 There is also a degree of sadism I have observed with certain individuals in these roundup crews—i.e. deriving pleasure from being cruel by hot-shotting burros in the face and genitals, hot-shotting horses when they are already moving in the desired direction, and kicking animals that are flailing on the ground. BLM must take responsibility to ensure the safety of these animals, and independent supervision with real consequences for any cruelty to the animals is imperative.

 Humane Population Suppression

 BLM has historically demonstrated an unwillingness to try humane fertility control measures that are acceptable to the American people in the majority of HMAs. Advocate groups have a legitimate concern that without strict accountability mechanisms and congressional oversight, BLM will take the additional funding and spend it all on round-ups, funneling tens of thousands more horses into an already unsustainable holding system. 

 We cannot stress enough that the HMAs that have already successfully implemented humane measures of fertility control should be exempt from the provisions of this plan. They should be used as exemplars for how to start, organize and implement darting programs for fertility control. These programs should be initiated through the HMAs. 

 To ensure that BLM fulfills its duty to implement fertility control, a percentage of the additional funding must be specifically earmarked for these programs, and clear language must be included to identify the acceptable methods of humane, reversible fertility control: (Zonastat H darting, PZP 22, and GonaCon).

 These programs require meaningful observation and documentation of herds over time. Genetic variability must be thoughtfully considered, giving all mares the opportunity to contribute to the gene pool, ensuring a self-sustaining, healthy herd. There must be specific consequences if the BLM fails to carry out all the necessary steps to set-up and implement successful darting programs.

 Natural Predation

This plan surprisingly makes no mention of natural population controls (i.e. natural predation). Over the years, wildlife services has killed or caused to be killed many of the horses’ natural predators. In the Pryors, mountain lions did an extremely effective job of keeping the herd at zero population growth. There were years in which nearly all the foals were killed by predators, until BLM encouraged the killing of the mountain lions, necessitating a return to human control of wild animal reproduction.

If our goal is a naturally balanced ecosystem, the plan should include support for the predator-prey relationship. 

 Forging a New Path

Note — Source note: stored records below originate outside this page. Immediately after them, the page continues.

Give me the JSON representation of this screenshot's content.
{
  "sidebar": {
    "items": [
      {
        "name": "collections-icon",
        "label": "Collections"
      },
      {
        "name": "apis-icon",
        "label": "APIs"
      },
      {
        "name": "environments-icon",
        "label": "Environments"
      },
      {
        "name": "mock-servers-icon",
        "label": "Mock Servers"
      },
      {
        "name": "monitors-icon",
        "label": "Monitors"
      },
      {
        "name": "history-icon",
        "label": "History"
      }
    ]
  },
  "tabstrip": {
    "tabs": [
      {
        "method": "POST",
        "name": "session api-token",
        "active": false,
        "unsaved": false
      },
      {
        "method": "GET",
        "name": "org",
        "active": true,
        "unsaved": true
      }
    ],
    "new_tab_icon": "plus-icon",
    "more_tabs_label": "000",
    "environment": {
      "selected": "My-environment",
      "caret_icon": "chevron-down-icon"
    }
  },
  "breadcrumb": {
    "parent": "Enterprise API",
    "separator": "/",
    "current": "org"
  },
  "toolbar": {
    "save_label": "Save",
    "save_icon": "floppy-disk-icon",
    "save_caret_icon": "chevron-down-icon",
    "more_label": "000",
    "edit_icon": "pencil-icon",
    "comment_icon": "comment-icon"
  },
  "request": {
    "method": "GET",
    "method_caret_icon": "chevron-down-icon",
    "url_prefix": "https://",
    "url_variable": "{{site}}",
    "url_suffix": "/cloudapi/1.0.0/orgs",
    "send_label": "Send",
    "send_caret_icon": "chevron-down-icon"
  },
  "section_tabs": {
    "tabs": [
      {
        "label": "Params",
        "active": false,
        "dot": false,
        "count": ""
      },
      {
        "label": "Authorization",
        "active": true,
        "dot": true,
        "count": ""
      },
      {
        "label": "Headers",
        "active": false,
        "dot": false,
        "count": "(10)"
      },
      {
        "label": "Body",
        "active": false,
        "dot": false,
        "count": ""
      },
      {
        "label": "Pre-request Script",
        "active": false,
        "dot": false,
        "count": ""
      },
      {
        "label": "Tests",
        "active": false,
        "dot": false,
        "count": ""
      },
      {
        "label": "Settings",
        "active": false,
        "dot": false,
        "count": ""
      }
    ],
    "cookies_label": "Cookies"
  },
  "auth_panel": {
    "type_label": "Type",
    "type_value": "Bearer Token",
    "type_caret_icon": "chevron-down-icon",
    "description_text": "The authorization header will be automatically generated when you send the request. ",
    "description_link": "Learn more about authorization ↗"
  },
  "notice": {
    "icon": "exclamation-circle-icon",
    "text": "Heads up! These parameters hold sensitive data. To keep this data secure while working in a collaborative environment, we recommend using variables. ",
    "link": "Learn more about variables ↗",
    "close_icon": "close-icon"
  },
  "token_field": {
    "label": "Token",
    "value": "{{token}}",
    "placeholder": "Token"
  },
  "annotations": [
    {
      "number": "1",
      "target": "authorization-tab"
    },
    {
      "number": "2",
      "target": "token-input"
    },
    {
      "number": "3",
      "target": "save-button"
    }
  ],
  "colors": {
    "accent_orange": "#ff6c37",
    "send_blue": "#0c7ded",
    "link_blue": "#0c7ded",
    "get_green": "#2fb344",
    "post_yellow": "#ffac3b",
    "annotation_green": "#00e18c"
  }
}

 What is our vision of what our public lands might look like decades from now? The goal for our wild horses is the same as it should be for all wildlife populations: whenever and where possible--let nature call the shots. We would support a collaboration in which creative plans and intelligent, out-of-the box thinking is invited. Further dialogue on this very complex issue is necessary and all stakeholders should have a seat at the table.                                                                                                                        

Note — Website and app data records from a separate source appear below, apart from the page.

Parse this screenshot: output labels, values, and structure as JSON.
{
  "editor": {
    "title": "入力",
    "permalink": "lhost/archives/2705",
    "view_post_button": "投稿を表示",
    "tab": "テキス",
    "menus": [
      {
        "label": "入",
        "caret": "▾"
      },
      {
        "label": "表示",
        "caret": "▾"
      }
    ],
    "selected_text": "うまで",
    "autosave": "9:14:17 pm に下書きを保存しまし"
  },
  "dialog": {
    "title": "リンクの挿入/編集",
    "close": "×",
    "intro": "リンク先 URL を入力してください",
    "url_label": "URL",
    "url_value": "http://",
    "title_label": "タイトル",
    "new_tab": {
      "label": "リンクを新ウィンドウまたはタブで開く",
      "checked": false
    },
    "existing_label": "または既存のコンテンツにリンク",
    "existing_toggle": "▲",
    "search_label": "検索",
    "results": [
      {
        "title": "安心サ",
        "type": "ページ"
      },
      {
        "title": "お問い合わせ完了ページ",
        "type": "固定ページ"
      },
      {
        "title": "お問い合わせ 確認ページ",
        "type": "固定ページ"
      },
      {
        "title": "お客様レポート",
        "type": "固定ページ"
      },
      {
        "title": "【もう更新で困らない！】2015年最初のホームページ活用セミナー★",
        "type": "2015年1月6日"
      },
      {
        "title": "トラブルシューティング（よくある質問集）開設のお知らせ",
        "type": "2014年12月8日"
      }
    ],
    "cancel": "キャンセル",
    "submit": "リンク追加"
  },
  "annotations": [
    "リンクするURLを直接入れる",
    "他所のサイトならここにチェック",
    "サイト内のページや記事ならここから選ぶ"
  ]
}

We know that we can count on you to lend your voice, as needed, to champion our wild families, who cannot speak for themselves. We encourage you to contact your representatives and senators and urge them not to support this proposal as-is. 

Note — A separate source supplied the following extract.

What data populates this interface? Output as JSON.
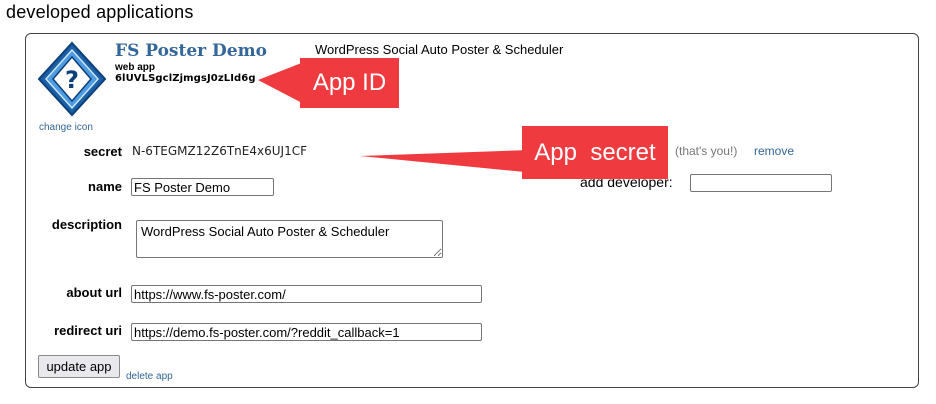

Our hope is that through collaboration we can craft a plan that protects the future our wild herds, the health of our public lands, and holds BLM accountable for implementing humane, reversible fertility control programs moving forward.

Kayah Swanson